At the time, the two nuns were arrested for three weeks on the mainland, then put on house arrest and forbidden to return to Hong Kong. All the while, Chinese security agents had tightened their surveillance of the Kowloon mission villa. Reuters reported that the arrests, which had gone unreported until then, were viewed by clerics in Hong Kong and the Vatican as “a sign Beijing wants the mission shut.”
According to yesterday’s report, in 2019 the Vatican envoys had begun transferring the mission’s archives from Kowloon to Rome, fearing too close a scrutiny by Chinese state security. Upon completion of the project, they had moved “half a tonne of files on the Catholic church’s activities in mainland China and Hong Kong.”
“The files dated back to the mid-1980s,” yesterday’s Reuters report detailed, “and mostly dealt with mainland China, including private communications with underground mainland clerics, missionary activity and details of persecution of Catholic faithful, according to two priests familiar with them.” Other missions have started a similar transfer of files overseas.
A priest from Hong Kong who asked to remain anonymous told LifeSiteNews that the Vatican envoy’s warnings are significant for several reasons: “First,” the priest said, “this is the first time ever that a Vatican official acknowledged that Hong Kong’s religious freedom is under severe threat. Second, it is clear the Vatican knows how dire the situation is; otherwise, they wouldn’t have started transferring the archive since 2019. Third, it shows the world why the Vatican should never strike any deal with this evil regime.”

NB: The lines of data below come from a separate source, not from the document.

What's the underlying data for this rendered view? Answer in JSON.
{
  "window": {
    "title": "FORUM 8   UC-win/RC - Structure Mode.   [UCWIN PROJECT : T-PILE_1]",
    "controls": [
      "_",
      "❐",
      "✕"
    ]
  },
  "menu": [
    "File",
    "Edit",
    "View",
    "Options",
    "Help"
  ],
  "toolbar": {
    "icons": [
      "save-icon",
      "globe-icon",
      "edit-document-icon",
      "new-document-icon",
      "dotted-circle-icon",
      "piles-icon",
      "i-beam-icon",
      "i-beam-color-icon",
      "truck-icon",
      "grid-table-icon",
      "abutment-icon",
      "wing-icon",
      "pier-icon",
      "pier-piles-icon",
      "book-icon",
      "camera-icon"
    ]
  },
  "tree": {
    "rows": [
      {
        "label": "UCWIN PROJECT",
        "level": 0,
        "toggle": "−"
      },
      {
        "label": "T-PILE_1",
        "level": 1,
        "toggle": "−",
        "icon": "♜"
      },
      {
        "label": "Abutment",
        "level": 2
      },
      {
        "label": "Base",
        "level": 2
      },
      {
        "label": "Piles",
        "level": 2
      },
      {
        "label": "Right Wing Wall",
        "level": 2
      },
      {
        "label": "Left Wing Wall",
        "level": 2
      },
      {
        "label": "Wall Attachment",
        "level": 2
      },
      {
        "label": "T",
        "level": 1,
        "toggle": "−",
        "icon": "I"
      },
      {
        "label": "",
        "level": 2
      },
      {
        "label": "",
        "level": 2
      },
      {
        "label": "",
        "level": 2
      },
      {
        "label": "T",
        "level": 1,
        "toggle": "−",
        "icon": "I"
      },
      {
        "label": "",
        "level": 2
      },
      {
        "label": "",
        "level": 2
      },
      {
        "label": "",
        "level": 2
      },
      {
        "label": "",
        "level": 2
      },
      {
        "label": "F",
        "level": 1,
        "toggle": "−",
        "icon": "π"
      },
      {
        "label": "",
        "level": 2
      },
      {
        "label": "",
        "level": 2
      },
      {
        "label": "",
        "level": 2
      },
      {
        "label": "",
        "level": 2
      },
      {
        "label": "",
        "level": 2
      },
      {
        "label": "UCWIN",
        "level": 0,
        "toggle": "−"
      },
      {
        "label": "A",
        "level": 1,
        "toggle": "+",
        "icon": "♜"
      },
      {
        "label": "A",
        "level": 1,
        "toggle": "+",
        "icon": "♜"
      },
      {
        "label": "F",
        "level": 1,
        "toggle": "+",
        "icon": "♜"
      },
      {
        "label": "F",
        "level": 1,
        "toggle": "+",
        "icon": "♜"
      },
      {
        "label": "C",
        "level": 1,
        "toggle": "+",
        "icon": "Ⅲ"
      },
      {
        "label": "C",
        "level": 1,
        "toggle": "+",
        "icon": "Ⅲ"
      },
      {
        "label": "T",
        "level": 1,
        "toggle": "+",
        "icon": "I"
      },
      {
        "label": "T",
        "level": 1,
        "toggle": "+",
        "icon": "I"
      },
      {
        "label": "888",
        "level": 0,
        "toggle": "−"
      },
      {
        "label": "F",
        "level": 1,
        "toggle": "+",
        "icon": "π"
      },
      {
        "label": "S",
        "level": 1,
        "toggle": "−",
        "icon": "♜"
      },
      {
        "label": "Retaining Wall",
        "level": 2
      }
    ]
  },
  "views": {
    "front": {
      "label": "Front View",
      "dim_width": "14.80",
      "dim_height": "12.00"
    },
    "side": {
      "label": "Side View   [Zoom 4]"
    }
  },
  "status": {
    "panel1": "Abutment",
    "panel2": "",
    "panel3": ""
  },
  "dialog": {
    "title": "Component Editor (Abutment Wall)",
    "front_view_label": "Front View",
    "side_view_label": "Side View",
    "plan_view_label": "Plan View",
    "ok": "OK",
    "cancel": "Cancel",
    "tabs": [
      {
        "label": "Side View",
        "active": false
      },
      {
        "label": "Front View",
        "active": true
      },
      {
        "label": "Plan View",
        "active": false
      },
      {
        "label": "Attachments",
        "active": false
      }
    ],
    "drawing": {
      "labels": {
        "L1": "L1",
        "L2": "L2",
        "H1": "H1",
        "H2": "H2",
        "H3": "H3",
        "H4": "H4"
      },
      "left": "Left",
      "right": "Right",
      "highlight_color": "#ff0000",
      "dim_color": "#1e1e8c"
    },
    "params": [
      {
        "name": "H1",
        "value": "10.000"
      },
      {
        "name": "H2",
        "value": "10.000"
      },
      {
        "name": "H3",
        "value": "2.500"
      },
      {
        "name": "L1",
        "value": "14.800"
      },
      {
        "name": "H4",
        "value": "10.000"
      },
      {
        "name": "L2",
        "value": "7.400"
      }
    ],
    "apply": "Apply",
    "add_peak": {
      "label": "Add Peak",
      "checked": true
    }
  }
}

Regarding the moving of the archive from the Kowloon mission, the priest added, “They started moving the archive in 2019, but publicly … the Vatican gave the impression that everything is normal [in the] Hong Kong Church. There’s some hypocrisy there.”
Yesterday it also was announced that the Pope hopes to renew the infamous Vatican-Beijing deal on the appointment of bishops for the Catholic Church in China. “The agreement is moving well and I hope that in October it can be renewed,” the Pontiff is reported to have said.
There are an estimated 400,000 Catholics in Hong Kong, many of whom are actively involved in work that aims at protecting the freedom of the Church. According to the December 2020 Reuters investigation into the Church in Hong Kong, “Catholic activists have been influential in the city’s protests and pro-democracy movement.”
The report noted, however, that such Catholics by that time no longer enjoyed the full support of their bishop, Cardinal John Tong Hon. “With Beijing’s crackdown on Hong Kong intensifying, Tong and his diocese leadership are now moving to curb these activist voices, including that of the Justice and Peace Commission.”
Pope Francis tapped Bishop Stephen Chow to lead the Hong Kong diocese in May 2021.
The December report related that Cardinal Zen at the time also noted the change in tune from diocesan authorities in relation to the CCP. “‘Apparently the authorities in the diocese have now decided to please the government by discouraging certain initiatives of the commission … rather than respecting the commission in doing its job according to the social teaching of the Church,’ said Cardinal Zen. ‘I’m afraid that a real persecution has already begun.’”